SFU, with the help of donors Gordon and Leslie Diamond, has partnered with the B.C. Cancer Foundation to fund this nearly $5-million chair that will help B.C.’s cancer survivors live healthier lives. The chair represents a critical shift in cancer research and care as more patients survive the disease and require unique follow-up and support post treatment.

B.C.’s growing and aging population is also significantly increasing the number of cancer cases, many of which are survivable.

With advancements in early detection, diagnostics and treatments, nearly 185,000 British Columbians are among a growing legion of cancer survivors.

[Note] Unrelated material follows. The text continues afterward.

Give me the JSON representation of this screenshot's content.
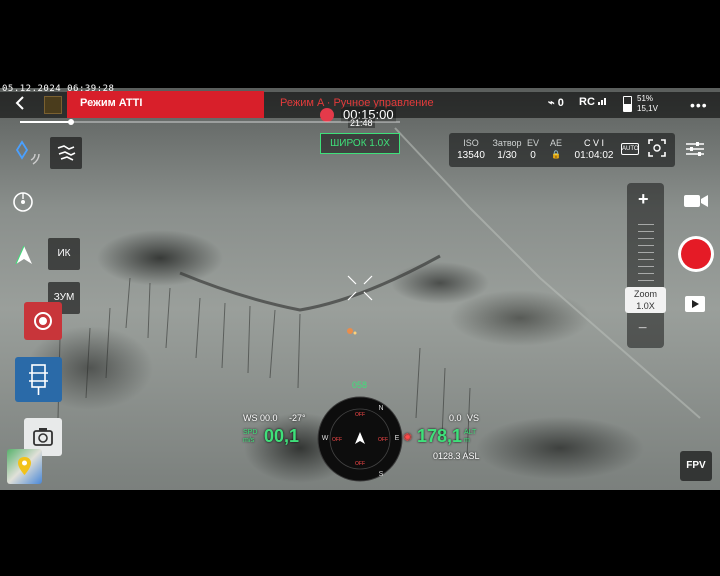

Through his appointment in SFU’s Faculty of Health Sciences (FHS) Dr. Peacock will draw on his expertise in the economics of cancer control and quality-of-life enhancement for people dealing with cancer. In conjunction with the B.C. Cancer Agency, he will lead a coordinated research effort that aims to enhance the survivability and long-term health of people entering and transitioning out of cancer care.

“As the Leslie Diamond Chair in Cancer Survivorship, my goal will be to lead multidisciplinary research that will help develop better access to more effective cancer services, so that British Columbians who have had a cancer diagnosis can continue to thrive and enjoy their healthiest lives possible," says Dr. Peacock.

Health sciences dean John O’Neil says, "This chair will be an important addition to our faculty, strengthening our capacity to respond to the health challenges of today and tomorrow.

“It will develop cancer survivorship research through a multidisciplinary approach that includes an examination of the effectiveness of clinical practice, psychosocial and quality-of-life interventions. It will also examine population health policy to ensure that the needs of a growing population of cancer survivors are being addressed." 

The generosity of British Columbians Gordon and Leslie Diamond helped bring the nearly $5-million chair to life. In honour of his wife Leslie’s nearly 30-year cancer survivorship, Gordon added a $1-million gift to the B.C. Cancer Foundation’s $3.5-million contribution.

“I strive to support my community in ways that will have a wide-reaching and lasting impact, which this new Chair in Cancer Survivorship is certain to accomplish,” says Gordon Diamond. “And, most importantly I’ve experienced the significance of cancer survivorship as husband to my lovely wife, Leslie, who has been afforded nearly 30 healthy, memory-filled years post breast cancer.”